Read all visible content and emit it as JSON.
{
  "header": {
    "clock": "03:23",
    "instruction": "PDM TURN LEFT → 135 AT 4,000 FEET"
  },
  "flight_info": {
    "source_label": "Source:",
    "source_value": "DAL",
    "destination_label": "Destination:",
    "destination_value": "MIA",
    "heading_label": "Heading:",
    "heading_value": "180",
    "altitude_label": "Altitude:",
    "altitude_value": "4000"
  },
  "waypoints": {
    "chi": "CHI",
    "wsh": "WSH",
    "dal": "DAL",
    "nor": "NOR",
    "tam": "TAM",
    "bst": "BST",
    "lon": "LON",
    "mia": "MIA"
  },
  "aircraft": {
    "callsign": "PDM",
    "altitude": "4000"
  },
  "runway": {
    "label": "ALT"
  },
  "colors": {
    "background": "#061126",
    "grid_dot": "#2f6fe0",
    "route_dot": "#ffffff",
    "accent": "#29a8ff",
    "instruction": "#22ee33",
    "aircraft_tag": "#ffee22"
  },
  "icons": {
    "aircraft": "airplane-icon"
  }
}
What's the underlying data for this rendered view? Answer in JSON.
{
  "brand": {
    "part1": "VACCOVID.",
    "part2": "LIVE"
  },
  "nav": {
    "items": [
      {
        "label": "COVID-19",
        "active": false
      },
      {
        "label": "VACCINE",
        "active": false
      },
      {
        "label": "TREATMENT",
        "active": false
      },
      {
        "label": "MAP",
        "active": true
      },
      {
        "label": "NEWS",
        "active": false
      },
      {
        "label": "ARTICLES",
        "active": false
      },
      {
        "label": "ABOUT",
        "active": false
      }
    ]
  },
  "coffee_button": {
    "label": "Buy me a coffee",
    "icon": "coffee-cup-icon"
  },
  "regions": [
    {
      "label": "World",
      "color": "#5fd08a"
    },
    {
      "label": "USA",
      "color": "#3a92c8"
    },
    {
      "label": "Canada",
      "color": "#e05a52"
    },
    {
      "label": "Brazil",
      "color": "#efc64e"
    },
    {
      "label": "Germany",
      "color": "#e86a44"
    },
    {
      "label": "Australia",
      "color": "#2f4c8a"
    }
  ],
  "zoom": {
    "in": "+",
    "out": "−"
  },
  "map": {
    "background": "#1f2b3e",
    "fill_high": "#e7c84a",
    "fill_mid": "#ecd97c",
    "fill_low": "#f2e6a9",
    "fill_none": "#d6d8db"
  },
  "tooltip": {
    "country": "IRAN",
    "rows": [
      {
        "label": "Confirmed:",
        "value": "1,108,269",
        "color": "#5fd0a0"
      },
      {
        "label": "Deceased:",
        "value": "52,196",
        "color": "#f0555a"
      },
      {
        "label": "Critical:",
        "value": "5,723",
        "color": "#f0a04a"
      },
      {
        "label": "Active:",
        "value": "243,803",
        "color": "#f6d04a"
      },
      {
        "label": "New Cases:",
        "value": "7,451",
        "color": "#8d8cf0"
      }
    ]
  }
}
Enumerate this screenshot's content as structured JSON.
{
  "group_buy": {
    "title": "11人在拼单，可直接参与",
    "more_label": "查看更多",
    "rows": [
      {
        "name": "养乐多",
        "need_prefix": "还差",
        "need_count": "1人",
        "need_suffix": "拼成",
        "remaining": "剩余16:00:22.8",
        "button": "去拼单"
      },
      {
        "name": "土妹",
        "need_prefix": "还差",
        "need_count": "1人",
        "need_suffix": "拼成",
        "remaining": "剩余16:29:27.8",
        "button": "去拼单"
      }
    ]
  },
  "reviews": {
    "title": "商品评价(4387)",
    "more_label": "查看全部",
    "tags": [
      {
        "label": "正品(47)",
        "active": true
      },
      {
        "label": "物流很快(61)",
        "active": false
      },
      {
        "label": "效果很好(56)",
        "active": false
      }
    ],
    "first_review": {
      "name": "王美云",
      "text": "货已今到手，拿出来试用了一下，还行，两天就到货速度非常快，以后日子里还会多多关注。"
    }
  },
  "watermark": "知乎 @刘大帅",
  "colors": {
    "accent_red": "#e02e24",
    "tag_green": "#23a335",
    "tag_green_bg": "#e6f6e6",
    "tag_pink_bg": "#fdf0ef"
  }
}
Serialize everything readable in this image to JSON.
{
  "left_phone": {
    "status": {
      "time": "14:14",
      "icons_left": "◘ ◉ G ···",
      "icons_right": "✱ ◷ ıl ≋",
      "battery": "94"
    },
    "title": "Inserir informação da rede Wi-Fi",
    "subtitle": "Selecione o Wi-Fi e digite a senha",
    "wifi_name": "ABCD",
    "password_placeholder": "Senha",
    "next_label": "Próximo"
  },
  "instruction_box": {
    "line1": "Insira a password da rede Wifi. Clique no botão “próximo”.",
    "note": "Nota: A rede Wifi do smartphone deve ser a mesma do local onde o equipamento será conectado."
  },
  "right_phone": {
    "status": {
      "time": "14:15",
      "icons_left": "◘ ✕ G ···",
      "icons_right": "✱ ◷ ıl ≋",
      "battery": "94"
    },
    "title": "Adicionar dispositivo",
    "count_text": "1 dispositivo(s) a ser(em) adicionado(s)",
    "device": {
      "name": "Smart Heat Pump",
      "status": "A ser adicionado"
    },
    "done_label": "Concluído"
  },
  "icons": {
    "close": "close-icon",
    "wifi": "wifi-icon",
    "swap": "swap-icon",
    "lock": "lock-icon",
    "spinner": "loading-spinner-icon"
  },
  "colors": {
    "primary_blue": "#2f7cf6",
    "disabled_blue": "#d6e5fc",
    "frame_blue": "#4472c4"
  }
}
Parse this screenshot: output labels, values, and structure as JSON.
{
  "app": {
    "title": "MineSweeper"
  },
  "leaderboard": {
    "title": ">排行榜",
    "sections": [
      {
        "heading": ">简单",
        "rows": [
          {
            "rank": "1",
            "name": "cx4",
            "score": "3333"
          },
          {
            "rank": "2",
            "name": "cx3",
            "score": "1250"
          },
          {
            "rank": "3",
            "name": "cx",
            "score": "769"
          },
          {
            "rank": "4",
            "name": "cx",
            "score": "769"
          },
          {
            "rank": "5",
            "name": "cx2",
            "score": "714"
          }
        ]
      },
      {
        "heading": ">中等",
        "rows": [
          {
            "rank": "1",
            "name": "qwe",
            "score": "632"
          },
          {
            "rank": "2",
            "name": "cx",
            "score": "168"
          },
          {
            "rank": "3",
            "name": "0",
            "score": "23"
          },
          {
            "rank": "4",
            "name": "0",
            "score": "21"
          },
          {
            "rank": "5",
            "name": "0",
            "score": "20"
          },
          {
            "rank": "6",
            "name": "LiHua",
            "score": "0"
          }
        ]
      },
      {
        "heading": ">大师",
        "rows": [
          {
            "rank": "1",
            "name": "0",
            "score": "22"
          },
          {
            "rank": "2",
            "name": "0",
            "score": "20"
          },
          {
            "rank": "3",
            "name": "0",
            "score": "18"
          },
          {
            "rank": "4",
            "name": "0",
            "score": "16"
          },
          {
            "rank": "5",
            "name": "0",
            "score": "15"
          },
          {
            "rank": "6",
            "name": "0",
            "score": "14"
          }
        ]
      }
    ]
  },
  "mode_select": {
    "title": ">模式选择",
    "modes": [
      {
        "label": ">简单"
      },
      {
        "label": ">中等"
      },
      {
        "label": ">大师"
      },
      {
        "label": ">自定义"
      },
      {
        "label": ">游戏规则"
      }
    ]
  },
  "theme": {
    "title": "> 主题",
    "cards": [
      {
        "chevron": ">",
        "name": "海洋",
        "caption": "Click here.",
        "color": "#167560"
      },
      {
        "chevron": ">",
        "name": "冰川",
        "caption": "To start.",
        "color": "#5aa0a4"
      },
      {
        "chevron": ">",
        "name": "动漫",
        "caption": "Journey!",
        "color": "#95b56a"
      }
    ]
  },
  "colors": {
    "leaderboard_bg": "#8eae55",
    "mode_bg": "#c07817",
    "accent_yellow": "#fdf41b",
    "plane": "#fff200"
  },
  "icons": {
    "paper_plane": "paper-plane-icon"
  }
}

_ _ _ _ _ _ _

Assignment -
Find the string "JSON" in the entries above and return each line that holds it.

Solution to this problem -
Read all visible content and emit it as JSON.
What's the underlying data for this rendered view? Answer in JSON.
Enumerate this screenshot's content as structured JSON.
Serialize everything readable in this image to JSON.
Parse this screenshot: output labels, values, and structure as JSON.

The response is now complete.